= Beginning of Section =
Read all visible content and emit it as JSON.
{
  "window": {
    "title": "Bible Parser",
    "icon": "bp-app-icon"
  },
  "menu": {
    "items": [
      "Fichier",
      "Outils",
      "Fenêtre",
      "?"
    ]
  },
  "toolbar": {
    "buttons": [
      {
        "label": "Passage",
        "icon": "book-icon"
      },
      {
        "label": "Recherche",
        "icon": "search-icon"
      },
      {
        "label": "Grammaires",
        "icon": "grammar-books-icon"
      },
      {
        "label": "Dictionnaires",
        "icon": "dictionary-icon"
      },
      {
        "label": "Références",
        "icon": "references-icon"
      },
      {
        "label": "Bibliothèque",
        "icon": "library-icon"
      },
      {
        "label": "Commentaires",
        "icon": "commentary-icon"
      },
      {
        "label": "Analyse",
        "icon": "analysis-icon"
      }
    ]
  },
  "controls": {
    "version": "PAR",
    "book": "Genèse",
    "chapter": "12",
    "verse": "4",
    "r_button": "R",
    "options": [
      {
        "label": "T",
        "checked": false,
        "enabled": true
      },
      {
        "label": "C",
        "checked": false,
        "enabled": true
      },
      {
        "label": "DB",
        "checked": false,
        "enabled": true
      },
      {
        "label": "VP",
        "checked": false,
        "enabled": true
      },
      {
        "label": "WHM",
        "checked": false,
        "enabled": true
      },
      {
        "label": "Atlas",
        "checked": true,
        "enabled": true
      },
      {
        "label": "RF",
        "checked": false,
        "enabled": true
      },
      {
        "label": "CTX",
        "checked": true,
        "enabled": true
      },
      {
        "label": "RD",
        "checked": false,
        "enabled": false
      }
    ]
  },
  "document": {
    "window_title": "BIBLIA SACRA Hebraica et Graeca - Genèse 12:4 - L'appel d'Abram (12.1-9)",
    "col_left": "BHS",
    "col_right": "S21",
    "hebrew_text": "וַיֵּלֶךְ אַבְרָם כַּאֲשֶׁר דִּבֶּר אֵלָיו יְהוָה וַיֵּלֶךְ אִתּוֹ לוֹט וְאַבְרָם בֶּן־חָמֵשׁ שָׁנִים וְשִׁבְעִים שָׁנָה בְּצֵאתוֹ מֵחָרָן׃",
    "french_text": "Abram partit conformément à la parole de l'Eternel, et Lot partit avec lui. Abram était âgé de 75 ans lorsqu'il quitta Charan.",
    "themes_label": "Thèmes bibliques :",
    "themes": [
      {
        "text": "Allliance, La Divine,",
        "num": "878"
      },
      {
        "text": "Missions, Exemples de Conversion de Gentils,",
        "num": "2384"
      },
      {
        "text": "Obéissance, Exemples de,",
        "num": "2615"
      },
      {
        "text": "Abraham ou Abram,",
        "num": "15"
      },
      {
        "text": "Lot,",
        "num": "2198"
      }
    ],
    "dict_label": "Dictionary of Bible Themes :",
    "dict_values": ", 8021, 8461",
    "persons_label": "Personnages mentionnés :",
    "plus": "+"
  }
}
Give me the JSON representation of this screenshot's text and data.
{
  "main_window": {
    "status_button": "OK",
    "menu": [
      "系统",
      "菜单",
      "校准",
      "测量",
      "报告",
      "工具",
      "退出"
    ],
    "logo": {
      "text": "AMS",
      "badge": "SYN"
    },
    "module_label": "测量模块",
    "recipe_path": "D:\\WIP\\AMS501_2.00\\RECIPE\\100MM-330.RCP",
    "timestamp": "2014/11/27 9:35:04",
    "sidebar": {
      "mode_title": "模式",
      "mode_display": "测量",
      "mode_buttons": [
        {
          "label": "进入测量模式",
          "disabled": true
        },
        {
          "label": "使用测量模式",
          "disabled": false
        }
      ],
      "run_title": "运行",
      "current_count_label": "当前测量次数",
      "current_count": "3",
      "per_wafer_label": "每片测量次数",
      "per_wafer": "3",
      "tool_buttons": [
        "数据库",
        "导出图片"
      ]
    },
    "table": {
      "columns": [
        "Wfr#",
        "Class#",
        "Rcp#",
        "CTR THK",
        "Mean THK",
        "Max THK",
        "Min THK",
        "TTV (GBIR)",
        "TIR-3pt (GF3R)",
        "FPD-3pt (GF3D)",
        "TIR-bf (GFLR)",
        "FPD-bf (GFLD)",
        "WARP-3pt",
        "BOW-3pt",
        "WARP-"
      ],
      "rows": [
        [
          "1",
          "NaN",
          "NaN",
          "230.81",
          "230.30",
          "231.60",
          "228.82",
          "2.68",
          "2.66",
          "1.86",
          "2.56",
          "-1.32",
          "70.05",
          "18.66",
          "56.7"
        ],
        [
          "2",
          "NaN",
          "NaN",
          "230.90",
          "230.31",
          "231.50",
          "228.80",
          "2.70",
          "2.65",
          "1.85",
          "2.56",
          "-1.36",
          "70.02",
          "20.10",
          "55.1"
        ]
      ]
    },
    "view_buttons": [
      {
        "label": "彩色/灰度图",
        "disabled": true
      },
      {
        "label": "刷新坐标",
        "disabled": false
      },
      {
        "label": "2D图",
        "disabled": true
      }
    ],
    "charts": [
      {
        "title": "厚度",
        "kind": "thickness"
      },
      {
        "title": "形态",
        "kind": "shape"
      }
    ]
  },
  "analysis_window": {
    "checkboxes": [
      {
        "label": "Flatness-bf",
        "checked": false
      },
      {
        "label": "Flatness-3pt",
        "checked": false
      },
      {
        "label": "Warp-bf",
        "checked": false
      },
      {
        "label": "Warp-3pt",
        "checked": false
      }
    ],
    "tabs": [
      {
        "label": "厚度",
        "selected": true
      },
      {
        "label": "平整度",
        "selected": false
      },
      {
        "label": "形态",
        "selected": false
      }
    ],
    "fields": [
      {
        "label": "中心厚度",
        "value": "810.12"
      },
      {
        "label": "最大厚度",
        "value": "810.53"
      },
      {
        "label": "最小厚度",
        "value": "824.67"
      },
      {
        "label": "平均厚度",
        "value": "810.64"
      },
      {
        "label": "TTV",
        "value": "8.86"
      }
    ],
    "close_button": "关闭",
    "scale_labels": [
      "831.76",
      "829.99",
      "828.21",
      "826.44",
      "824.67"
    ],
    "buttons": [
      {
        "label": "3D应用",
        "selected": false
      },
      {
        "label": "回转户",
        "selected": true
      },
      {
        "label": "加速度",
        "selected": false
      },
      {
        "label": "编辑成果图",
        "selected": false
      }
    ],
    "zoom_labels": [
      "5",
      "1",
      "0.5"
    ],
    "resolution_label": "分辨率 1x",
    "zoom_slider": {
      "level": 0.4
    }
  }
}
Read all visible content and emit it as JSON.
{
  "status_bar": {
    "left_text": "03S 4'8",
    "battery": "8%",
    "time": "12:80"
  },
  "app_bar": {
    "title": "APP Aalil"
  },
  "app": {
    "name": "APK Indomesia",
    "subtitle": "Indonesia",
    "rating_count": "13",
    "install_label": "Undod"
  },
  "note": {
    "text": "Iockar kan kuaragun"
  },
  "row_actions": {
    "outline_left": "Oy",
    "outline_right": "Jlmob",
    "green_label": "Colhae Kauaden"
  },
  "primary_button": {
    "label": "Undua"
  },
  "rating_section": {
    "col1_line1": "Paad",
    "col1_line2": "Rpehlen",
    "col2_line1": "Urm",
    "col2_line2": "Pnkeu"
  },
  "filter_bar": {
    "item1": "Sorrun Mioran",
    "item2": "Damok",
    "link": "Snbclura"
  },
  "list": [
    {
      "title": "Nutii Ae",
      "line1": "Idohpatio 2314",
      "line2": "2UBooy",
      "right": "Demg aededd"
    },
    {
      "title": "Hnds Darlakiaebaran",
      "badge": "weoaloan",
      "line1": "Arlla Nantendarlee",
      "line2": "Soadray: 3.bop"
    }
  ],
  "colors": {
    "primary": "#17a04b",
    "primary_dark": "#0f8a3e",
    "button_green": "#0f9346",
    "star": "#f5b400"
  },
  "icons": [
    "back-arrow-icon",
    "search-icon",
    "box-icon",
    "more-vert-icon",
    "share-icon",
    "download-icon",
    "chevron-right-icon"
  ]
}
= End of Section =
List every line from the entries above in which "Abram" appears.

    "window_title": "BIBLIA SACRA Hebraica et Graeca - Genèse 12:4 - L'appel d'Abram (12.1-9)",
    "french_text": "Abram partit conformément à la parole de l'Eternel, et Lot partit avec lui. Abram était âgé de 75 ans lorsqu'il quitta Charan.",
        "text": "Abraham ou Abram,",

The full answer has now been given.